At any given point in time, there are a number of hot-button issues on the international security horizon. Some current concerns include the threat of chemical warfare in Syria, the dispute over the South China seas and the actions of proto-nuclear states like North Korea. The fact that such issues are fair game to the strategist is unsurprising. All of these threats easily stand to compromise the well-being of populations, the survival of any number of states and their ability to project power. The resulting preoccupation with national security as expressed in military terms seems both understandable and necessary. At the same time, however, analysts and policy-makers should not lose sight of non-traditional threats to human security.
In South Asia, recent events suggest that chief amongst these non-traditional threats might be violence against women. On December 16th 2012, a 23-year old female physiotherapy intern was gang-raped and beaten while on a bus in Delhi, India. The brutality of the incident has only magnified social awareness of the physical insecurity faced by women – not merely in India but across the region. Still entrenched in post-colonial state-building, the countries that comprise contemporary South Asia are home to some of the most volatile insurgencies and cross-border conflicts. With little recourse available through patriarchal politics, the region is also a hotbed of domestic violence, female infanticide, sexual harassment, child betrothals, honor killings and dowry deaths. The implications of violence against women are wide-ranging and yet, the threat still does not have that sense of urgency so vital for raising awareness, attracting resources and stimulating research. At least across South Asia, public policy formulation on the matter has been characterized by a subsequent malaise. Considering how women’s empowerment is a prerequisite for any number of development goals, it is about time that a region-wide call is made for securitizing this non-traditional threat.

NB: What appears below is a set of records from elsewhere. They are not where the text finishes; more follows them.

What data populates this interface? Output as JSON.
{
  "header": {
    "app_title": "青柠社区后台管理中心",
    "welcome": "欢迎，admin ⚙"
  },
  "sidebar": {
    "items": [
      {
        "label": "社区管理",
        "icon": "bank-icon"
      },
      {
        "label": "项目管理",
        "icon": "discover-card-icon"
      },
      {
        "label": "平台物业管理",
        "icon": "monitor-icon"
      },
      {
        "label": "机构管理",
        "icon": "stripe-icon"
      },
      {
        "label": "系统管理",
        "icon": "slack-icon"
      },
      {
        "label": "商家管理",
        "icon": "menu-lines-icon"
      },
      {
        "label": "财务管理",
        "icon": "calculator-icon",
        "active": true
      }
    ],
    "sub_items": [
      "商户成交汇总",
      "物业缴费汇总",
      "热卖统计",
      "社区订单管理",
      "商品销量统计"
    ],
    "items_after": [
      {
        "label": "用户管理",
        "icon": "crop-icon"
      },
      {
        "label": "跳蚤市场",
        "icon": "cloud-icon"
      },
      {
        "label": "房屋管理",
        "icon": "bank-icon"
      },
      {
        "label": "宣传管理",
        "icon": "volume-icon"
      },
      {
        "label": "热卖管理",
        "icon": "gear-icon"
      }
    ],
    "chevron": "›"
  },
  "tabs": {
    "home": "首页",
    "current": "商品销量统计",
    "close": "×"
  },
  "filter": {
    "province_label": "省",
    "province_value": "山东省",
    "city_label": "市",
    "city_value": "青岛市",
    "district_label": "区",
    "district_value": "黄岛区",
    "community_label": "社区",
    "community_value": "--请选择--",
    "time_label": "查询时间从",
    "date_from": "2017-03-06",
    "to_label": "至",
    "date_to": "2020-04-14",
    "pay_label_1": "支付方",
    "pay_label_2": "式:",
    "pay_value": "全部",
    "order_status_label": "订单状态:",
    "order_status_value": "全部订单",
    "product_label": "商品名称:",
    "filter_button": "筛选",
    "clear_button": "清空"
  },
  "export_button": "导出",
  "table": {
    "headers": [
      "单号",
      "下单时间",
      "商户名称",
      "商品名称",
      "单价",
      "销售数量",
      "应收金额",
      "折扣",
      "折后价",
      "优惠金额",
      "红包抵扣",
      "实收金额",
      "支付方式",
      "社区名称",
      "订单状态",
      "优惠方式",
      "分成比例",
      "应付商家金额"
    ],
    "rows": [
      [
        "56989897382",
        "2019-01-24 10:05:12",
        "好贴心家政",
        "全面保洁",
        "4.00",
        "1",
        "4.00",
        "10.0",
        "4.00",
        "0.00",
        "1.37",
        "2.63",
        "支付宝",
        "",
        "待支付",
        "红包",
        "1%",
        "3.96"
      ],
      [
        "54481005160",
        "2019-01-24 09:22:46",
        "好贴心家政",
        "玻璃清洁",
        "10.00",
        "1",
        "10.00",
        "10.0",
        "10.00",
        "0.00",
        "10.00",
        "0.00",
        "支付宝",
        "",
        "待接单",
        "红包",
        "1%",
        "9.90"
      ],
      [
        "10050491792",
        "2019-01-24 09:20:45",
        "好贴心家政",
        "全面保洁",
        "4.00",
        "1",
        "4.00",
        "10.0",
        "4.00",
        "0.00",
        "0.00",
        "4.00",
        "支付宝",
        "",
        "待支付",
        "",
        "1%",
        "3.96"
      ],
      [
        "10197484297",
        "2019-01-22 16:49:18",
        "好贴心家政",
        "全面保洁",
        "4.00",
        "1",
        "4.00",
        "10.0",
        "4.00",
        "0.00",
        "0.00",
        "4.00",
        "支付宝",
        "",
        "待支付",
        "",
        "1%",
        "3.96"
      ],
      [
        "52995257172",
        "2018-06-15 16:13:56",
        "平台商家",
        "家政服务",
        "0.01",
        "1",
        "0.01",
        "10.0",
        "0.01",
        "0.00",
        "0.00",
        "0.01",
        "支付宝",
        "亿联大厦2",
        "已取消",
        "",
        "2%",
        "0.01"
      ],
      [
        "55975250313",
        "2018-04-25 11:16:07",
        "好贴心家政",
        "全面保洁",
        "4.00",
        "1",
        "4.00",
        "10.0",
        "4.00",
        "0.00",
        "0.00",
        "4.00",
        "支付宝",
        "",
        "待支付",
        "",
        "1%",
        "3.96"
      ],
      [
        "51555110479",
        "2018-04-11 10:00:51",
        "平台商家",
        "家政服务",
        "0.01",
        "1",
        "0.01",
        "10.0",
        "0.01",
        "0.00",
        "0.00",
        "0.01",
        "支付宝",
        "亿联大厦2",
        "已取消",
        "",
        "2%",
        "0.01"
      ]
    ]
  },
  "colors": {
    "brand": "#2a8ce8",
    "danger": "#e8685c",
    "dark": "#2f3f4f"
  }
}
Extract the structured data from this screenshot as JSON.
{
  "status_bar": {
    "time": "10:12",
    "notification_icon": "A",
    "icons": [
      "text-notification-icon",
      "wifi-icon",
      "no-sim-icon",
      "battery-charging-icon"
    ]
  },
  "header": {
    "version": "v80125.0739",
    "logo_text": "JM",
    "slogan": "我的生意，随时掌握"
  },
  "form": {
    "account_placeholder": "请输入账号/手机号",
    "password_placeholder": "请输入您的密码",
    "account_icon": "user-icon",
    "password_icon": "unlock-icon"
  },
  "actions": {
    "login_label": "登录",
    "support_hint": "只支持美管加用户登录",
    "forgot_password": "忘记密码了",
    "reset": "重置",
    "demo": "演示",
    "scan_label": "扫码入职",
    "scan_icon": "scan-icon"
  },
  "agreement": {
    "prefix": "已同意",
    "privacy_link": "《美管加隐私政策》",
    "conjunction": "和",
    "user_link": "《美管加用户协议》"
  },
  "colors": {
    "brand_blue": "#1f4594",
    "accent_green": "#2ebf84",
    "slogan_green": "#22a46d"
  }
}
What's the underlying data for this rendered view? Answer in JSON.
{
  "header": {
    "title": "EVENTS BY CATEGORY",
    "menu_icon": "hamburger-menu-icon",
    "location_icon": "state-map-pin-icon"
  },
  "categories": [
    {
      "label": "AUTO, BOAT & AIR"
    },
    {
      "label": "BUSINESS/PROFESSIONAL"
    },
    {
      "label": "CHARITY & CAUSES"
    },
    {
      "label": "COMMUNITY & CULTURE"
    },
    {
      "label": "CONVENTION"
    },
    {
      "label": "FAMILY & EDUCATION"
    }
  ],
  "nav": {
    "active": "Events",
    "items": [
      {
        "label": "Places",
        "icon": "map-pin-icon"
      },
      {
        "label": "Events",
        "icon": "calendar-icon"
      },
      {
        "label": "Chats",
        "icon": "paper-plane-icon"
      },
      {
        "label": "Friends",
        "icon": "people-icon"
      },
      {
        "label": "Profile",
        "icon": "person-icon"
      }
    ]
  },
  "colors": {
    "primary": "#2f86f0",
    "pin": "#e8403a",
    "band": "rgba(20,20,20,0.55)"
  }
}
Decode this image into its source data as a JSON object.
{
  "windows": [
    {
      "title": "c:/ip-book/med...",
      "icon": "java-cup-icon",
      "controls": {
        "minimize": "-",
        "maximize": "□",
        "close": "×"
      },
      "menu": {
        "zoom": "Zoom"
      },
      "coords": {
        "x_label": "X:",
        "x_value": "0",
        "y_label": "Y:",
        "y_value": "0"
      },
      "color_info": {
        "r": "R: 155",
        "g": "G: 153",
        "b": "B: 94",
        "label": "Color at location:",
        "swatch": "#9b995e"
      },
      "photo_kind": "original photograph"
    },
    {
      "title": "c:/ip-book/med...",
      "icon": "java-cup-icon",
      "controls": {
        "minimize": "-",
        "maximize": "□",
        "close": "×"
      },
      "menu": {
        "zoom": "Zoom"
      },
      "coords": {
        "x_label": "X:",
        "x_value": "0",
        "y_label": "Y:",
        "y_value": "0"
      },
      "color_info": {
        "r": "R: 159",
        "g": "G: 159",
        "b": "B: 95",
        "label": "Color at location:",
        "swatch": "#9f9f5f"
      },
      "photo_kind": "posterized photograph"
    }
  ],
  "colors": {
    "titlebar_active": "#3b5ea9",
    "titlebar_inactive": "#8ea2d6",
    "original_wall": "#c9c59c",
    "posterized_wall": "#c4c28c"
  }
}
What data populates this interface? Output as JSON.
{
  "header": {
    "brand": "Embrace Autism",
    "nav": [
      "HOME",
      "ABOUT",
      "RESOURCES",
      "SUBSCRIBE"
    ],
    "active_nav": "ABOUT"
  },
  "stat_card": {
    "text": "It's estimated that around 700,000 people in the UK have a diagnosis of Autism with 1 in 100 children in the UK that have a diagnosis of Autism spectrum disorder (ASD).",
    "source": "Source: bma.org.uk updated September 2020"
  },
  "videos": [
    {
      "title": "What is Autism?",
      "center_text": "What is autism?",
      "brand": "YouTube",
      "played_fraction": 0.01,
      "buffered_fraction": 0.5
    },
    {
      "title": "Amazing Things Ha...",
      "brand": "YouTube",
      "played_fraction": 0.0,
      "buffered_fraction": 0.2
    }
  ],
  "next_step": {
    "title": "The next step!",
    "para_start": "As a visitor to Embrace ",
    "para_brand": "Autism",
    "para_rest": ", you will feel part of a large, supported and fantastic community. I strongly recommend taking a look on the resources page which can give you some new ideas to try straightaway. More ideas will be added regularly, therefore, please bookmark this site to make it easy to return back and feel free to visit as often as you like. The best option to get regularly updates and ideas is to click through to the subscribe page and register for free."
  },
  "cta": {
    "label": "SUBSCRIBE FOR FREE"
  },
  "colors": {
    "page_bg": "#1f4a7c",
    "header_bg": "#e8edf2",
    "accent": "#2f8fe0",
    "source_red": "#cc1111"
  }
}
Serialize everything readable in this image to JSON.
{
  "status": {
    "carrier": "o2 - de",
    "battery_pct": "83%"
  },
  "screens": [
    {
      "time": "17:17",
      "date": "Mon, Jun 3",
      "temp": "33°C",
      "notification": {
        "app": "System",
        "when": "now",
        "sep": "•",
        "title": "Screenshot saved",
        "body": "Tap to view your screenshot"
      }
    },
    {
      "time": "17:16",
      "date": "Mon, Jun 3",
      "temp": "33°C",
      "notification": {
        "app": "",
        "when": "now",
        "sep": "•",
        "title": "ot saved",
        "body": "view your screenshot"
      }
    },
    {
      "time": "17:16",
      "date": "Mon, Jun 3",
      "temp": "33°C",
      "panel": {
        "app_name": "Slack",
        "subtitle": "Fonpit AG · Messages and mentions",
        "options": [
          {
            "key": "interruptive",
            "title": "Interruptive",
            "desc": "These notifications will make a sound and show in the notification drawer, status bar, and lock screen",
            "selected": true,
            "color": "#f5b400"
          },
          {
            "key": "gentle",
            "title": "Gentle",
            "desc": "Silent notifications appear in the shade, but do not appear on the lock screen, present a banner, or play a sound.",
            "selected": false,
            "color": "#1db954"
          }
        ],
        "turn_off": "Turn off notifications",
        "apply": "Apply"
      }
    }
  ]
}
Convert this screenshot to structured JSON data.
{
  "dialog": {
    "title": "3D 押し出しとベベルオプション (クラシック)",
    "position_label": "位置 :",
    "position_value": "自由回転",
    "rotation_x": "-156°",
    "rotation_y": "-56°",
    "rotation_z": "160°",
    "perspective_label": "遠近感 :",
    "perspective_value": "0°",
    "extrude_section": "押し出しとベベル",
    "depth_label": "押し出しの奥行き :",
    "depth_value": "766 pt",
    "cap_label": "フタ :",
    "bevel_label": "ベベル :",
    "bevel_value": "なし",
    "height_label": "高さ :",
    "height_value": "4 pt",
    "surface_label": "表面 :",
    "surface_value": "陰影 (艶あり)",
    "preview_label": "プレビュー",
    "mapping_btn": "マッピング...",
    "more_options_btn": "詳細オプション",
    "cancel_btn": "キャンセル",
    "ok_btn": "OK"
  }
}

Political scientist Swarna Rajagopalan’s op-ed on the exercise of redefining security provides some compelling arguments as to why violence against women is a legitimate threat deserving of political will and resources. In addition, the mechanisms recently instituted in India’s union territory of Chandigarh represent a fair start. Although there is more that can be done, the new levels of public sector engagement, police reform and corrective politico-legal action proposed in Chandigarh are worth replicating across the region. Still, there is a need to persuade the wider world that this issue is a justifiable threat. As the only significant regional body overseeing the interests of South Asia’s 1.64 billion people, the South Asian Association of Regional Cooperation (SAARC) is a viable target for this campaign.
There are admittedly many challenges to the securitization of violence against women. One intractable problem could be cases where the threat of such violence is embedded within yet other non-traditional security threats. In Sri Lanka, for instance, the physical insecurity faced by the women of the North and East is intensified by the security dilemmas already inherent in a post-conflict environment – displacement, detention, militarization, poverty and family fragility. Addressing violence against women then also requires addressing the problems that arise specifically from protracted armed conflict. An additional concern might be the risk of State interference with personhood in the name of security. As it stands, a looming culture war in India has raised concerns that recent events might result in the imposition of fresh restrictions that stifle rather than emancipate women.
The chilling omnipresence of patriarchy is one thing. It’s another thing to convince a regional body like the SAARC that violence against women is worth taking serious action. Even with the kinks in the plan, regional cooperation in women’s security is a potential route to long-term regional stability. South Asian security cooperation has long been hindered by the competing interests of the eight countries within the region. A case in point is the history of tensions and confrontational tactics between India and Pakistan. Amongst other things, it is a state of affairs that has generally undermined what Indian Foreign Secretary J.N. Dixit called the ‘commonality of perceptions’ necessary for a shared approach to regional security. Dixit even observed that South Asia’s way forward had to be through gradual endeavors in areas of regional security that were not subject to competitive political and territorial threat perceptions. The challenge of violence against women is one that sufficiently transcends national boundaries as to constitute a regional concern. If implemented successfully, a timely securitization act could go a long way towards catalyzing stronger protective mechanisms across South Asia.
Piyumi Kapugeekiyana is a PhD candidate at the University of Nottingham’s School of Politics, History and International Relations (Malaysia Campus). Her research explores counterinsurgency operations, hybrid warfare and military adaptation in the Sri Lankan Civil War (2006-2009).